fossils found outside of Seymour by Charles H. Sternberg as the result of
a contract he had with Harvard University to send them crates of fossils.
That August he found the red beds on the Craddock ranch that had been described
by Professor Cummins of Harvard.
Mr. Sternberg hunted fossils the in area for many years. While on a hunt
for new fossil beds with Mr. Tom Craddock, Sternberg discovered a new cave
(thick with rattlesnakes and thus left unexplored) and a bowl of land that
he described as iridescent. While in that "bowl" he collected
many fossilized bones and packed them away. Although the fossils were sent
to Harvard, Mr. Sternberg also corresponded with Dr. Broili, the curator
of the museum in Munich, Germany.
Dr. T. E. White of Harvard found the boxes of bones in 1939. He discovered
in those boxed 9 individual specimens, although they were not complete.
Mr. Broili made the journey to Seymour to look at the fossil beds. After

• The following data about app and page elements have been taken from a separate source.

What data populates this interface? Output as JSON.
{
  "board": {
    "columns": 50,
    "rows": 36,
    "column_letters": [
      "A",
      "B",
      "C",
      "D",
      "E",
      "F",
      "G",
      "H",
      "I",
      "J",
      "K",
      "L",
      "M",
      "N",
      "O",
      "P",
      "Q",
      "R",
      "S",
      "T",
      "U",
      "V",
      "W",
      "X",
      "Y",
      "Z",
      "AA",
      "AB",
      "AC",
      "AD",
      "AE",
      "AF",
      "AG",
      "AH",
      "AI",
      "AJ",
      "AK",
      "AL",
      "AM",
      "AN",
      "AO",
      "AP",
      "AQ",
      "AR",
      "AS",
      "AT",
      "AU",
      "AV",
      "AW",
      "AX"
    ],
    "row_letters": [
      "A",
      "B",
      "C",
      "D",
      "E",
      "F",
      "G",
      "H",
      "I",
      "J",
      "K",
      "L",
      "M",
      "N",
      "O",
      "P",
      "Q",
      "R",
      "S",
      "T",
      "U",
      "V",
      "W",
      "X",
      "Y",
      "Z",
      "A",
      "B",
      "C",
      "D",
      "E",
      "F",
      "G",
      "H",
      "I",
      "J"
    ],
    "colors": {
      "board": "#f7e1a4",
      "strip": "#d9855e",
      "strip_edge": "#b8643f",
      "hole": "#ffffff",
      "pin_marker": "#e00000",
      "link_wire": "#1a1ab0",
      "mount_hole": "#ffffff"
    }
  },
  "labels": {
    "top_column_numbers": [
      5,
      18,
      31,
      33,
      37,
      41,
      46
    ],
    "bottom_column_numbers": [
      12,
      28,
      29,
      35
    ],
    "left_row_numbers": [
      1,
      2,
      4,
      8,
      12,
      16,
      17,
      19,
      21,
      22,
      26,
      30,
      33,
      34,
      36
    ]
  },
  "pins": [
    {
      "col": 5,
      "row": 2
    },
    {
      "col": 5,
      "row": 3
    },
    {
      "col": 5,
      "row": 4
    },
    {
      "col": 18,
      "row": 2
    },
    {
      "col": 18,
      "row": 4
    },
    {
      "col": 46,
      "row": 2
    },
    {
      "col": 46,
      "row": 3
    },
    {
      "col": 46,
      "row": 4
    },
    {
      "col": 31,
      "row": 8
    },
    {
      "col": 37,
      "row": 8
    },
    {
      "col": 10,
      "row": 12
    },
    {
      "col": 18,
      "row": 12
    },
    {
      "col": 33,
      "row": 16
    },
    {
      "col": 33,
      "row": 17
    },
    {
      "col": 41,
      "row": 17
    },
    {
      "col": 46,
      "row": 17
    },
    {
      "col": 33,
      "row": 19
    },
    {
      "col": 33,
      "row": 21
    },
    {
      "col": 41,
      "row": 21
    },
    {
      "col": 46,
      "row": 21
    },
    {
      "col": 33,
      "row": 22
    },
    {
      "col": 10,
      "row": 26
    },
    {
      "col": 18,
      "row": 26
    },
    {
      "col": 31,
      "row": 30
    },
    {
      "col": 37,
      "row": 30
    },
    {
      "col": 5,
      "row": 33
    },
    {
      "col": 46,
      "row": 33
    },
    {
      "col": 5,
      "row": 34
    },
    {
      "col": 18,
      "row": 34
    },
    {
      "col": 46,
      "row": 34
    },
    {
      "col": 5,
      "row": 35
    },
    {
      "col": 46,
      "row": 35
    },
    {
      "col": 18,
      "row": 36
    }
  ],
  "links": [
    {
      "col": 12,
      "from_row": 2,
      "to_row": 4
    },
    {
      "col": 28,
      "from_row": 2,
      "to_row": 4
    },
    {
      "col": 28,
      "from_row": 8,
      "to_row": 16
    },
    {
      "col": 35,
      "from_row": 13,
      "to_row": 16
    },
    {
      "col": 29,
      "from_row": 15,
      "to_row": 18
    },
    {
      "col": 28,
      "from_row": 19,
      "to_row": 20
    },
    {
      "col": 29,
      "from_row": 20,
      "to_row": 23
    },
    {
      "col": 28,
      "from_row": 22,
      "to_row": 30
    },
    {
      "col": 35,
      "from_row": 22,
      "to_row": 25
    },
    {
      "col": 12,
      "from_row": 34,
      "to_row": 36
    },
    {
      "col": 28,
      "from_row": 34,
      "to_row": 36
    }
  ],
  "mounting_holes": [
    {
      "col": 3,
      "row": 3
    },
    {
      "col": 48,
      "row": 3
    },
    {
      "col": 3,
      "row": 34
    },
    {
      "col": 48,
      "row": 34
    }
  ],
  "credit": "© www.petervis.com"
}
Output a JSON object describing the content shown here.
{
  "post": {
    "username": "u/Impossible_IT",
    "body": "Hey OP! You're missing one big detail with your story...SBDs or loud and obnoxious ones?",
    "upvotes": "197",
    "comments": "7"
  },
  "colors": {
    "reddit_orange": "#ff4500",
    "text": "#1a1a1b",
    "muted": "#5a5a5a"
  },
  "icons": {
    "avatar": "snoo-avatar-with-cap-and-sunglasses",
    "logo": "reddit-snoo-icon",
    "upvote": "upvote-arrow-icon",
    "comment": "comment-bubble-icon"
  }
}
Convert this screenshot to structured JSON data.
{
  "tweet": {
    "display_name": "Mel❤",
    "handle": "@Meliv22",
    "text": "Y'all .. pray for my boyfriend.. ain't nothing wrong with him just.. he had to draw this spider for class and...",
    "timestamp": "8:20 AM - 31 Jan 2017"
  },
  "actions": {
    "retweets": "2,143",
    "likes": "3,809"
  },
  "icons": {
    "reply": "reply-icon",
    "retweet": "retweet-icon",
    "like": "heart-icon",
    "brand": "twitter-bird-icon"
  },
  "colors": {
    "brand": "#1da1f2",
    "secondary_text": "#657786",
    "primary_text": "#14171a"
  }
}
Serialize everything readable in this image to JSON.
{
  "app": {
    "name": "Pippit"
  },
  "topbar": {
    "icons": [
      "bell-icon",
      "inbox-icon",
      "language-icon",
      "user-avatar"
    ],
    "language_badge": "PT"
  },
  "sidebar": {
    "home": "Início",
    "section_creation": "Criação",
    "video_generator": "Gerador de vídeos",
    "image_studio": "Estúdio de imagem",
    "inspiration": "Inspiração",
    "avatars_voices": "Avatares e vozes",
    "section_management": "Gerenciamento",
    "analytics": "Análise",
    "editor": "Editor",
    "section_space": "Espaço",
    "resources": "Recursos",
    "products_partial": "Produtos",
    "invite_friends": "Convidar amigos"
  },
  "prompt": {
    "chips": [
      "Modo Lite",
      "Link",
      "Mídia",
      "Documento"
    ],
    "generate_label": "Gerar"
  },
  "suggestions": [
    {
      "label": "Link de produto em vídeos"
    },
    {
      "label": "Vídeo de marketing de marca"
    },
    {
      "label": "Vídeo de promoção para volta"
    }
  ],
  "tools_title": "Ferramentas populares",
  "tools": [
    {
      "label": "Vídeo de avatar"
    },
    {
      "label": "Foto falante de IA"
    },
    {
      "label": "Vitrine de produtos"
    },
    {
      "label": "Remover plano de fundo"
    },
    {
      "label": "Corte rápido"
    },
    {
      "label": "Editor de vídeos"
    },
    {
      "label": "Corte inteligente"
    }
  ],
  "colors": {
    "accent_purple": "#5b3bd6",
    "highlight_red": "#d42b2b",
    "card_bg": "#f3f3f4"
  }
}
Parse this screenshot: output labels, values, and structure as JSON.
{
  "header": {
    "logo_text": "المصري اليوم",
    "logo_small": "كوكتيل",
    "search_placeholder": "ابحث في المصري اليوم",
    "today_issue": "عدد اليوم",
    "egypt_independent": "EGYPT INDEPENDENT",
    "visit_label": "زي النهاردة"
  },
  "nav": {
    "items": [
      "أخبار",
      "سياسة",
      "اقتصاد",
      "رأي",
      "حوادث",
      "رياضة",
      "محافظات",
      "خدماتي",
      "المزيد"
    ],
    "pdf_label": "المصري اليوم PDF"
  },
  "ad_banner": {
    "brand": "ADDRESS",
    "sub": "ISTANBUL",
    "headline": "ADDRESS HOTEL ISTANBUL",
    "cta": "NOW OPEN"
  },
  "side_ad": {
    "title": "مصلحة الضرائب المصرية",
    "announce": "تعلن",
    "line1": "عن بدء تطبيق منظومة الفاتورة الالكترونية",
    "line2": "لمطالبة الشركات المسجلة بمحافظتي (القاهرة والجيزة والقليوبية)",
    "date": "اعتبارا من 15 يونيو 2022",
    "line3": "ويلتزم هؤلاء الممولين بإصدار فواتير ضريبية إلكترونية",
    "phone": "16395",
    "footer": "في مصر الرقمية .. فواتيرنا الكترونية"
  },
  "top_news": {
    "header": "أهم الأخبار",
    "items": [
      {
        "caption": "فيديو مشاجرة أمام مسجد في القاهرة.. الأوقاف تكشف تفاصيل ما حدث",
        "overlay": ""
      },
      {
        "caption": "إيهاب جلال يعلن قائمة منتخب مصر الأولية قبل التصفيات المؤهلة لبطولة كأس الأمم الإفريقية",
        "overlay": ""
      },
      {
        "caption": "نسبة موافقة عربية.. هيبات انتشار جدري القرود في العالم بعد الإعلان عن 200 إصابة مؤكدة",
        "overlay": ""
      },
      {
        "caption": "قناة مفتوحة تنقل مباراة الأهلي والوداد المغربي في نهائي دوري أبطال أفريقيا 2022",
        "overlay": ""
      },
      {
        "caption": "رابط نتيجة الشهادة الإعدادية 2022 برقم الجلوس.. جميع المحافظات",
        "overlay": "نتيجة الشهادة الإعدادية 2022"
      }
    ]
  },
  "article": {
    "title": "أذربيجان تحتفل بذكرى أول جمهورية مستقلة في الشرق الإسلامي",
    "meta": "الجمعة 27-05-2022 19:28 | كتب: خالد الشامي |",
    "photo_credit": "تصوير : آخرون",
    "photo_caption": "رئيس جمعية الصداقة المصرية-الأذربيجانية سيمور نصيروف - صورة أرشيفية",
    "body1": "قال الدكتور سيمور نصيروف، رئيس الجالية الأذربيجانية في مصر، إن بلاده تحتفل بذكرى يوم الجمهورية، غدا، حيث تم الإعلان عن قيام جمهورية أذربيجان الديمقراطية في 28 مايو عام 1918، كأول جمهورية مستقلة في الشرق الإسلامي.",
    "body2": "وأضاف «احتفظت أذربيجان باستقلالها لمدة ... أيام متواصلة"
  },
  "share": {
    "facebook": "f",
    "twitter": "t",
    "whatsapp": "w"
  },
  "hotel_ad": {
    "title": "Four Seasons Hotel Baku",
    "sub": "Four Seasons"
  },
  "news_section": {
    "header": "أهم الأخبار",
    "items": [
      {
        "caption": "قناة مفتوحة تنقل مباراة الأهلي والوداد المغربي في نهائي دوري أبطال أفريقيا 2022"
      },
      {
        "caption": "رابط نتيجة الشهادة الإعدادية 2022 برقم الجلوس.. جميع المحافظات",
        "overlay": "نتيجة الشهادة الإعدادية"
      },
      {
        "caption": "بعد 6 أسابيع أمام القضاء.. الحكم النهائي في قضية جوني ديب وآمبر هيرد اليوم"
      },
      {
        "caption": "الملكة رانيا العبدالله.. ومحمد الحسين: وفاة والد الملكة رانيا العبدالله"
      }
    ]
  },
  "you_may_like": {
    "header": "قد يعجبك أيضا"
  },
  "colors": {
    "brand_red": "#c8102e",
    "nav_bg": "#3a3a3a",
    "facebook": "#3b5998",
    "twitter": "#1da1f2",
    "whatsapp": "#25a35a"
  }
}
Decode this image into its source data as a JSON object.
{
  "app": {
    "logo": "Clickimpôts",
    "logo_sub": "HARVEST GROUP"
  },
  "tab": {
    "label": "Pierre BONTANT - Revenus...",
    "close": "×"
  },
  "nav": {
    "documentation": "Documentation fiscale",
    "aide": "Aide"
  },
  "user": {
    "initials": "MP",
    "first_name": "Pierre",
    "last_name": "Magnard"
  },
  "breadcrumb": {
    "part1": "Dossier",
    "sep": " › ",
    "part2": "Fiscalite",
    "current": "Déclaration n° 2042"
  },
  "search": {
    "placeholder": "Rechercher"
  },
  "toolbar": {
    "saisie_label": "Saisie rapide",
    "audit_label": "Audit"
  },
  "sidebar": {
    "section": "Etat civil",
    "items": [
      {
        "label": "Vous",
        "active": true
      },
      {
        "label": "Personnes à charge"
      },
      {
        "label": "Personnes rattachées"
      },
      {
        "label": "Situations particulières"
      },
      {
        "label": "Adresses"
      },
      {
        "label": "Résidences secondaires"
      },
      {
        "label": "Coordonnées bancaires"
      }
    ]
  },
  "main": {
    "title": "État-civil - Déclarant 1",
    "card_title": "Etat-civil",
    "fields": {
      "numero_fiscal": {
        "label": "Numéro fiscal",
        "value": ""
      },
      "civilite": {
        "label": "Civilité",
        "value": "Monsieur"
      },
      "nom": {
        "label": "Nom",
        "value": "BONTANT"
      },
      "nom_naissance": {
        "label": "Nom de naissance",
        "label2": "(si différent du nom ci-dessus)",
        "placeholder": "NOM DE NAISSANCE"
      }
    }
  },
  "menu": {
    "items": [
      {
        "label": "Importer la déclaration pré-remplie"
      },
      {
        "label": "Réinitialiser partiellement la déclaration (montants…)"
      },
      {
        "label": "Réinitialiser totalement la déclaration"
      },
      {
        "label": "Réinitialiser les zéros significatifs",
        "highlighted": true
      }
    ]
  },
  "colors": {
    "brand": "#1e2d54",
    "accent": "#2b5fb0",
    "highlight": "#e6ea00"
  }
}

a prolonged period of time he recognized that it was a rare find. He is
credited with naming the creature the "Seymouria baylorensis",
due to bones being found in Seymour, Baylor County.
Seymouria is about 32-inches long. It is the "missing link" between
amphibians and reptiles. It is unknown whether they had scales or slick
skin. Seymouria was a small land dwelling animal that lived about 280 million
years ago during the Permian Period of the Paleozoic Era and moved about
by undulating its backbone from side to side. It was probably cold-blooded
and had a small brain. It is very much debated if Seymouria is an amphibian
or reptile. Many believe it to be a very evolved amphibian. Seymouria was
probably an omnivore that ate insects, small vertebrates and carrion.
Information from "Salt Pork to Sirloin, The History of Baylor County
from 1878 to Present, volume 2" and the Austin Nature and Science
Picture courtesy of Paleontological Museum of Oslo, Norway.
The Houston Museum of Natural Science Seymouria dig - Seymour, Texas
Seymouria Yahoo Group
Fossil Dig in Seymour